--- START ---
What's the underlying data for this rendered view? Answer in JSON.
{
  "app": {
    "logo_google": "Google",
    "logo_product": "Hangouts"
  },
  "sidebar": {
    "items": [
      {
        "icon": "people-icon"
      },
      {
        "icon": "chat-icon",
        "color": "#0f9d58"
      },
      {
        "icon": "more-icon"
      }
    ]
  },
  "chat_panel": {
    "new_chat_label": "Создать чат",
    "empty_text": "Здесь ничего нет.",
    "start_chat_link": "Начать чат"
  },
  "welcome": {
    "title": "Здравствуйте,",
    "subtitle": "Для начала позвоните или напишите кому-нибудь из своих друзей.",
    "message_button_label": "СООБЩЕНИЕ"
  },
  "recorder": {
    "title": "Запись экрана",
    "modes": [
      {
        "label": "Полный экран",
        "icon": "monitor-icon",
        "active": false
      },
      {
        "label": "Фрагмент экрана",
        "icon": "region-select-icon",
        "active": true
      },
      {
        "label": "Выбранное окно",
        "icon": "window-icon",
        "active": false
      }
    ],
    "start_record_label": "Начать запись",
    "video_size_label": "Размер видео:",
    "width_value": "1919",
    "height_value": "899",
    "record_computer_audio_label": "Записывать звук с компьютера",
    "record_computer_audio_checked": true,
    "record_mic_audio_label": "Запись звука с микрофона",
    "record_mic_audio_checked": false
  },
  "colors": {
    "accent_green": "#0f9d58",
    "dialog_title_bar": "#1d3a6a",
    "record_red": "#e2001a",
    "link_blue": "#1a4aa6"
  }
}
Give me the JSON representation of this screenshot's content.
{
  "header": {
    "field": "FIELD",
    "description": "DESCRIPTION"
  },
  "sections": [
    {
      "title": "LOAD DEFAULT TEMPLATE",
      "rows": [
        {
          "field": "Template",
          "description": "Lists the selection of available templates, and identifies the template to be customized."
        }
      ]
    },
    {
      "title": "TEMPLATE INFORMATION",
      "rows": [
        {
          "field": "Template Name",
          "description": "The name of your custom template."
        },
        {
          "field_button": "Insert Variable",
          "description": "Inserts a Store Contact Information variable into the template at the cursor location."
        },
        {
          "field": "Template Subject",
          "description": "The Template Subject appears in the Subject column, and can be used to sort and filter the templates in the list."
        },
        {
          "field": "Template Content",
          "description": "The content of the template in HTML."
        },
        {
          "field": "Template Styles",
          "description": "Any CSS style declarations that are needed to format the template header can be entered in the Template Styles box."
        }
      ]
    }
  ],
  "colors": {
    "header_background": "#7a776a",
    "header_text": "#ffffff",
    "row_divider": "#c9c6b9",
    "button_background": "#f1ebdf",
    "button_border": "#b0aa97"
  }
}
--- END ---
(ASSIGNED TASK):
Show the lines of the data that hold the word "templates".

(EXERCISE SOLUTION):
          "description": "Lists the selection of available templates, and identifies the template to be customized."
          "description": "The Template Subject appears in the Subject column, and can be used to sort and filter the templates in the list."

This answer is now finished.